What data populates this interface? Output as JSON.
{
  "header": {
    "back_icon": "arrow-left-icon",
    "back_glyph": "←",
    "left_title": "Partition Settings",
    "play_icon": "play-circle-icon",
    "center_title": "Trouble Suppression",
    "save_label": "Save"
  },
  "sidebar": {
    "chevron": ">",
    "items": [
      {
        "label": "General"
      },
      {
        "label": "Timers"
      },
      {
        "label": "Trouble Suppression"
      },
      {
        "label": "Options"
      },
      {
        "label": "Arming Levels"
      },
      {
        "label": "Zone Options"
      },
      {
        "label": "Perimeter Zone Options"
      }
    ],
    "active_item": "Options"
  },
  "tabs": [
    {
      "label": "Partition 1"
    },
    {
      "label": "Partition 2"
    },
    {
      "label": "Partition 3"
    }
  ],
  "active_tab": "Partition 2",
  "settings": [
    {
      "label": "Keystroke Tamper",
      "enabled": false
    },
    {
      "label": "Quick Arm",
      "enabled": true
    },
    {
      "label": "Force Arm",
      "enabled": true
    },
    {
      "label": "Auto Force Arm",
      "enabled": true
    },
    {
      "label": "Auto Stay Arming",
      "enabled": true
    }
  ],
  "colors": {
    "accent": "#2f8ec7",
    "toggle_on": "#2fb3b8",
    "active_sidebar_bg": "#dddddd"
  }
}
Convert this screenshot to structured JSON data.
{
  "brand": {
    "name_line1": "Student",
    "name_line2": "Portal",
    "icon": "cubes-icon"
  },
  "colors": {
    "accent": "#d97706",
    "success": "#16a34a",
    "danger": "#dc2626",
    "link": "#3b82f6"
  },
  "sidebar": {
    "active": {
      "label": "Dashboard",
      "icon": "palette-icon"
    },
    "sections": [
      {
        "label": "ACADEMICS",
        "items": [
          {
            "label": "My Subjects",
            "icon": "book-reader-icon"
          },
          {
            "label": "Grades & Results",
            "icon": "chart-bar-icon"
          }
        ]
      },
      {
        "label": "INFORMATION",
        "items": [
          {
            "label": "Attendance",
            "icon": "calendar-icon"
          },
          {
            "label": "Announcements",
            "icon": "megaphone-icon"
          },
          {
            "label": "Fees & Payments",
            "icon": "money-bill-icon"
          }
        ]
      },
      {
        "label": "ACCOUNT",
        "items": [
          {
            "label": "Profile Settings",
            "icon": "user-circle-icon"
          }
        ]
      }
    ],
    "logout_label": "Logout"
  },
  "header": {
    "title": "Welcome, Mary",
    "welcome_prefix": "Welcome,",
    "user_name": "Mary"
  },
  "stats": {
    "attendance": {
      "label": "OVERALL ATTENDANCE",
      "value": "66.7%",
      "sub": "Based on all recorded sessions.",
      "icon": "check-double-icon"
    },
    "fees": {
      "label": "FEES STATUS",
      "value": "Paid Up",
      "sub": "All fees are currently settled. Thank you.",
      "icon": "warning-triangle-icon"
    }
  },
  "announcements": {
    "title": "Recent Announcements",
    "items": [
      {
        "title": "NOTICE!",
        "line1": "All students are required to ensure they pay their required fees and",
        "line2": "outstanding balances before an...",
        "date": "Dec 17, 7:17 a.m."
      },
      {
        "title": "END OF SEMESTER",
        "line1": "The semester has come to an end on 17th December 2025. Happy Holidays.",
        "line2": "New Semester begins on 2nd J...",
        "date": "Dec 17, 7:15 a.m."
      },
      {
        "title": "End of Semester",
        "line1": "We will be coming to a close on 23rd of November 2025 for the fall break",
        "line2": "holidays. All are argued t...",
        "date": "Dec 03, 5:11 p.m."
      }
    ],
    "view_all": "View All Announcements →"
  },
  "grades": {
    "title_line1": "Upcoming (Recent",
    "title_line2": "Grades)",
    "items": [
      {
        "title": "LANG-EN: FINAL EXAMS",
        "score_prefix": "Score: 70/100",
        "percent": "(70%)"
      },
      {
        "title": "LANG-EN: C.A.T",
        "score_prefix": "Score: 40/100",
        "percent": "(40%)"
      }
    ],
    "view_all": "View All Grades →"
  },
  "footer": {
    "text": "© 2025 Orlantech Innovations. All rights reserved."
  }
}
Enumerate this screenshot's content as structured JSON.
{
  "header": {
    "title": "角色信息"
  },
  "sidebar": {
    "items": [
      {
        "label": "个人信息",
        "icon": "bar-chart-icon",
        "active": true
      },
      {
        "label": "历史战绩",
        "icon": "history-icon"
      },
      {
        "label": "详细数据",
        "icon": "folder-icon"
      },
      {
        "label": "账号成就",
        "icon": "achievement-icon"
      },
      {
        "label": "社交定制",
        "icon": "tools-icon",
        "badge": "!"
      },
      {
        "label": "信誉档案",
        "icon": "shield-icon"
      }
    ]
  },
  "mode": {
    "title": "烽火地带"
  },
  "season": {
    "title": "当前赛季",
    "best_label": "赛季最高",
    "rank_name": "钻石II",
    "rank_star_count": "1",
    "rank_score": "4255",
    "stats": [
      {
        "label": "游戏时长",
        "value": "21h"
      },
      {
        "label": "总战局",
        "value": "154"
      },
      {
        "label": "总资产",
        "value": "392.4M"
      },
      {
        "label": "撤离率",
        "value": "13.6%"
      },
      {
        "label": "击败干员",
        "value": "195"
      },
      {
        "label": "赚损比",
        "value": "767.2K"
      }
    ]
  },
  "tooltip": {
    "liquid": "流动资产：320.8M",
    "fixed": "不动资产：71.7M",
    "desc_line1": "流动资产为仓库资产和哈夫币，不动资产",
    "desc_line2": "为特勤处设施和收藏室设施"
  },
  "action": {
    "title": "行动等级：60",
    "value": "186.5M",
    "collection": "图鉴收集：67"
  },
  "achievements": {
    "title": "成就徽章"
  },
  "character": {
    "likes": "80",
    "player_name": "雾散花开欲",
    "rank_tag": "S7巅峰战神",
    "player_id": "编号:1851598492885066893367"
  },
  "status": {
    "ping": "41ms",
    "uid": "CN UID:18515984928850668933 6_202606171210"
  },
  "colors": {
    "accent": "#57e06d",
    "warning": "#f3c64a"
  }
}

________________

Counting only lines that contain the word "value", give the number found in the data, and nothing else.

9